I’m Not Flaky, I Have An Invisible Illness

Written by Adele Paul on July 28, 2017

migraines misunderstood

I’m a reliable person. Honestly, I am. I’m a mom. I run two businesses. I honor commitments, get my kids to school on time, and pay my bills. I run a tight ship, as they say, which is why my friends and acquaintances find themselves baffled — annoyed, even — at times when I come across as a bit “flaky.”

Friend: “Remember that comedian we went to last year — the guy with the speeding ticket shtick?”

Me: “Yeah, that was a good night!”

Friend: “He’s in town on Friday. Want me to buy tickets?”

Me: “Sure!”

You have to understand, I had every intention of going. I wouldn’t have agreed if I hadn’t. I got a meal ready ahead of time, booked the babysitter, even chose something fun to wear for a rare night out. Everything was set to go, until 4 p.m. Friday …

Me: “Hey, any chance you know someone who would take my ticket for the show tonight?”

Friend: “Why?”

Me: “Well, I’ve got a nasty migraine.”

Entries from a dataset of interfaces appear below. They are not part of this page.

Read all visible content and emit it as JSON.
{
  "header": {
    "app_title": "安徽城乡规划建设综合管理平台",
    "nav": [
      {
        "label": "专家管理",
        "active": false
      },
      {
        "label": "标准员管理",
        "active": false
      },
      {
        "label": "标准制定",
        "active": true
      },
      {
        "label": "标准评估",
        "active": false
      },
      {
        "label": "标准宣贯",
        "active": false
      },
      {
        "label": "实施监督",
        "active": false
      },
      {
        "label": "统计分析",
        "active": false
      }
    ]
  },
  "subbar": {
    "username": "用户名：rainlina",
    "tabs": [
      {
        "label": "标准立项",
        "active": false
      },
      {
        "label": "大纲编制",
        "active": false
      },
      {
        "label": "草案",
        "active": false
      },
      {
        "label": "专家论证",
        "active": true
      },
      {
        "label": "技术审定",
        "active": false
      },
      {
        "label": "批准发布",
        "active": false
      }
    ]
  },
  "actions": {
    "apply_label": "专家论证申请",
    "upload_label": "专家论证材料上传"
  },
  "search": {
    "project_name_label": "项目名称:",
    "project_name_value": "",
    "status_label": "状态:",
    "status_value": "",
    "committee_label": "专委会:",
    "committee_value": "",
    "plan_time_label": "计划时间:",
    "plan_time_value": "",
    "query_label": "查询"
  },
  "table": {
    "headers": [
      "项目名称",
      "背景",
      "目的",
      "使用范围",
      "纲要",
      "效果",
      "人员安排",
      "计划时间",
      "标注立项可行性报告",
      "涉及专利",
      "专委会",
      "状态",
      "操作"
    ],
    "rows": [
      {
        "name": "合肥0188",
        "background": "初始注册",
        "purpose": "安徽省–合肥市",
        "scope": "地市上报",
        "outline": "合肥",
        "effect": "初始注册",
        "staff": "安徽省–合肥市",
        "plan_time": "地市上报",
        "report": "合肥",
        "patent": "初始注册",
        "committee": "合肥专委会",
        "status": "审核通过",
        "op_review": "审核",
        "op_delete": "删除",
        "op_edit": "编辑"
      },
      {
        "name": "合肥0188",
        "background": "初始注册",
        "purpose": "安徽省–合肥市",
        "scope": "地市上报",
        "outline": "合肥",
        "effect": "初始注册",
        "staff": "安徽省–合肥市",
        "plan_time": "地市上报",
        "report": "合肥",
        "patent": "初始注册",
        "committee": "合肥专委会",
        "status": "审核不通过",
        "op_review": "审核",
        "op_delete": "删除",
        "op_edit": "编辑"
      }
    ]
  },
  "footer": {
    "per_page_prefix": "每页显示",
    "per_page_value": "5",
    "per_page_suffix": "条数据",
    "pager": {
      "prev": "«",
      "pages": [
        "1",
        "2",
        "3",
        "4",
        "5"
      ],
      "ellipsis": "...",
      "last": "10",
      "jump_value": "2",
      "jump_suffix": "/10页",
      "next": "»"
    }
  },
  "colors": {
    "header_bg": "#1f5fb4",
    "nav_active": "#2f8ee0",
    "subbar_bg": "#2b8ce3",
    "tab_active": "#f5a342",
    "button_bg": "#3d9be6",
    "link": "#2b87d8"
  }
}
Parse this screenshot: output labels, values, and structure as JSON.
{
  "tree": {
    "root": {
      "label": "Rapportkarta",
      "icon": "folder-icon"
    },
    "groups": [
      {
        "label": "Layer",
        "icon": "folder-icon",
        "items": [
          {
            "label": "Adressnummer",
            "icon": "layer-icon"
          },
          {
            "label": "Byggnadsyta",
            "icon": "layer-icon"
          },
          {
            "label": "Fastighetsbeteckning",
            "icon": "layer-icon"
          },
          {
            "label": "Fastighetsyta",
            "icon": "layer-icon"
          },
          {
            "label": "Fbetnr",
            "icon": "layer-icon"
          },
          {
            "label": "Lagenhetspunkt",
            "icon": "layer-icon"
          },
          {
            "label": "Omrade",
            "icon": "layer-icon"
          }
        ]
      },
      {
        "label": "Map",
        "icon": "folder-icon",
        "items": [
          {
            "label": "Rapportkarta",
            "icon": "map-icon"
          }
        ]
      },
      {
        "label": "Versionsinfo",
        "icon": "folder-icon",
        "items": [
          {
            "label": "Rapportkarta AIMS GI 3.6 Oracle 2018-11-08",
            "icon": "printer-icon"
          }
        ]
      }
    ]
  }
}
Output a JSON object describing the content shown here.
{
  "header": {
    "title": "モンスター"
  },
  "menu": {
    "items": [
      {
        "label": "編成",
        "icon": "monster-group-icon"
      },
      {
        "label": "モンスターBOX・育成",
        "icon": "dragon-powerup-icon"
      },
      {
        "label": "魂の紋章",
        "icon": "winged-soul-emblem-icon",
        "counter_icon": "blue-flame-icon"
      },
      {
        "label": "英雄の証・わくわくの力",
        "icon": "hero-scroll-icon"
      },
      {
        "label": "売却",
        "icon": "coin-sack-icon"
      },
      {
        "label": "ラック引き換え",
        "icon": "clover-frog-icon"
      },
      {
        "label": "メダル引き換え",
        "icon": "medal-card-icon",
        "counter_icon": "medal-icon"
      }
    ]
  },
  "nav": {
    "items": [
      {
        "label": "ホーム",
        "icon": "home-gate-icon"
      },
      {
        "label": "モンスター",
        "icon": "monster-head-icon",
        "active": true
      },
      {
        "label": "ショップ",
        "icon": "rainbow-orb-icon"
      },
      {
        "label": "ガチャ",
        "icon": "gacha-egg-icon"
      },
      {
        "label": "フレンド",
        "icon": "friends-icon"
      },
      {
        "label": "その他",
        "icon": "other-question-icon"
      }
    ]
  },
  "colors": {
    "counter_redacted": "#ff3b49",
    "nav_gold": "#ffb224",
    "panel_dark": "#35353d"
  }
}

Friend: “Oh, bummer. I know when I get a headache, I take some ibuprofen and I’m good to go in an hour. You could still come?”

Me: “I don’t think that’s a good idea. Sorry about this. I don’t want to leave you stranded. I messaged a few people to see if anybody wants the ticket. Just waiting to hear back.”

Friend: “Oh. So you’re definitely out?”

Me: “Yes. I’ll make sure you get money for the ticket.”

Friend: “Understood. I’ll ask Carla from work if she wants to go.”

Well, luckily for all involved, Carla took my place. But as for the “understood” comment, I’m not sure what to think. Did she understand that after I hung up the phone I kept my body dead still for the next three hours because I was afraid any movement would bring me searing pain?

Did she think “a headache” was just a convenient excuse to get out of something I’d decided I didn’t particularly want to do? Did she understand that it wasn’t until Saturday morning that the pain had subsided enough for me to drag myself out of bed for a few minutes, and another six hours for the fog to pass?

Did she understand that doing this to her again was reflective of a chronic condition rather than of my own flakiness or, worse, my disregard for our friendship?

Now, I know people are no more interested in hearing all the gory details of my chronic condition than I am in relaying them, so I’ll just say this: Migraines are chronic in every sense of the word. To call them “a headache” is a gross understatement. They’re completely debilitating when they arise.

What I do want to explain in a little more detail — because I value my relationships — is why this condition causes me to be “flaky” at times. You see, when I make plans with a friend like I did the other day, or when I commit to a position on the PTA, or when I accept another assignment for work, what I’m doing is saying yes. Yes to going out and having fun with a friend, yes to being a contributing member of our school community, and yes to building my career. I don’t apologize for those things.

I know when I say yes that, for reasons beyond my control, there’s the possibility that I won’t be able to deliver exactly as I’ve promised. But, I ask, what’s the alternative? One can’t operate a business, a home, friendships, and a life with a big fat maybe at every turn.

“Want to go for dinner Saturday? I’ll make reservations?”

“Maybe.”

“Would you be able to have this assignment to me by Tuesday?”

“We’ll see what happens.”

“Mom, are you picking us up from school today?”

“Maybe. If I don’t get a migraine.”

Life doesn’t work that way! Sometimes you’ve just got to go for it! If and when a situation arises and a “yes” turns into an impossibility, a little improvisation, understanding, and a good support network go a long way.

Someone takes my concert ticket, a friend trades turns in our carpool arrangement, my husband picks up our daughter from dance class, and I return in kind another day. What I hope is clear is that any missteps that may arise from my “flakiness” are nothing personal — they’re just a product of trying to make the best of the hand I’ve been dealt.

All that said, in my experience, I’ve found most people to be on the understanding side of things. I’m not sure the scope of my condition is always clear and, sure, there’ve been some hurt feelings and inconveniences over the years.

But, for the most part, I’m thankful for good friends who haven’t minded changing plans now and then.


Adele Paul is an editor for FamilyFunCanada.com, writer, and mom. The only thing she loves more than a breakfast date with her besties is 8 p.m. cuddle time at her home in Saskatoon, Canada. Find her at Tuesday Sisters.

CMS Id: 128968